Schlee in her opening remarks, stated that since the SGA is so young, it is important to maintain diplomatic elections. She explained that a student could receive just a few votes in the write-in section from a pool of friends or as a joke, and consequently garner enough votes to be nominated to an SGA position.
“I by no means want to impair that portion of our election,” Schlee clarified, “but I believe that we really need to develop this threshold for write-in candidates so that we can make sure that a senator is elected by a more representative group of the electorate.”
The bill was amended to reflect stylistic changes, and then debated, with multiple senators citing that the likelihood of one person being selected as a joke would be very low.

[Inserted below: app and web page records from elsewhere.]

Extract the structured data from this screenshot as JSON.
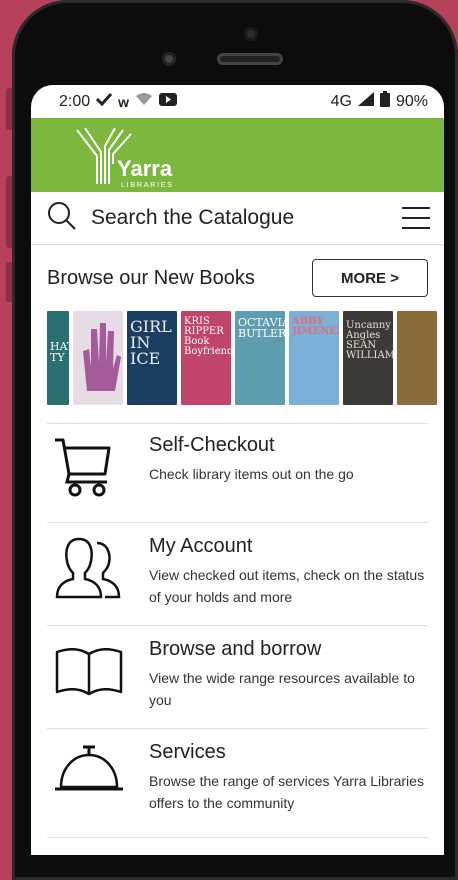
{
  "status": {
    "time": "2:00",
    "network": "4G",
    "battery": "90%"
  },
  "header": {
    "logo_name": "Yarra",
    "logo_sub": "LIBRARIES"
  },
  "search": {
    "label": "Search the Catalogue"
  },
  "browse": {
    "title": "Browse our New Books",
    "more_label": "MORE >"
  },
  "books": [
    {
      "cover_text": "HAT TY",
      "color": "#2a6f72"
    },
    {
      "cover_text": "",
      "color": "#e7dbe6"
    },
    {
      "cover_text": "GIRL IN ICE",
      "color": "#1b3f62"
    },
    {
      "cover_text": "KRIS RIPPER Book Boyfriend",
      "color": "#c1446a"
    },
    {
      "cover_text": "OCTAVIA BUTLER",
      "color": "#5e9db0"
    },
    {
      "cover_text": "ABBY JIMENEZ",
      "color": "#7bb0d9"
    },
    {
      "cover_text": "Uncanny Angles SEAN WILLIAMS",
      "color": "#3c3a36"
    },
    {
      "cover_text": "",
      "color": "#8a6b3b"
    }
  ],
  "menu": [
    {
      "title": "Self-Checkout",
      "desc": "Check library items out on the go",
      "icon": "cart-icon"
    },
    {
      "title": "My Account",
      "desc": "View checked out items, check on the status of your holds and more",
      "icon": "users-icon"
    },
    {
      "title": "Browse and borrow",
      "desc": "View the wide range resources available to you",
      "icon": "book-icon"
    },
    {
      "title": "Services",
      "desc": "Browse the range of services Yarra Libraries offers to the community",
      "icon": "bell-icon"
    }
  ]
}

Sijgers stated that having a percentage threshold would require gaining access to voting data, which currently is nearly impossible for SGA officials to obtain, and that the point of a write-in vote would be to give the last-minute option to those who would wish to seek a position within SGA. Schlee responded, stating that a write-in candidate with serious intentions would do all that they could to garner a number of votes similar to the 5% mentioned within the bill. She also explained that a write-in candidate, if elected, does not have to go through the vigorous process of being approved by the Dean of Students, and that her bill would eliminate this disparity between write-in candidates and approved candidates.
Bracey inquired into the circumstances that prompted the bill’s creation. Schlee responded by informing that the bill was formed in response to previous miscommunication on write-in campaigns and filling vacancies, specifically citing vacancies in the middle of the 2019-2020 academic year.
The bill was tabled until the Senate would next reconvene. The next Senate meeting will be held on October 19 over Zoom.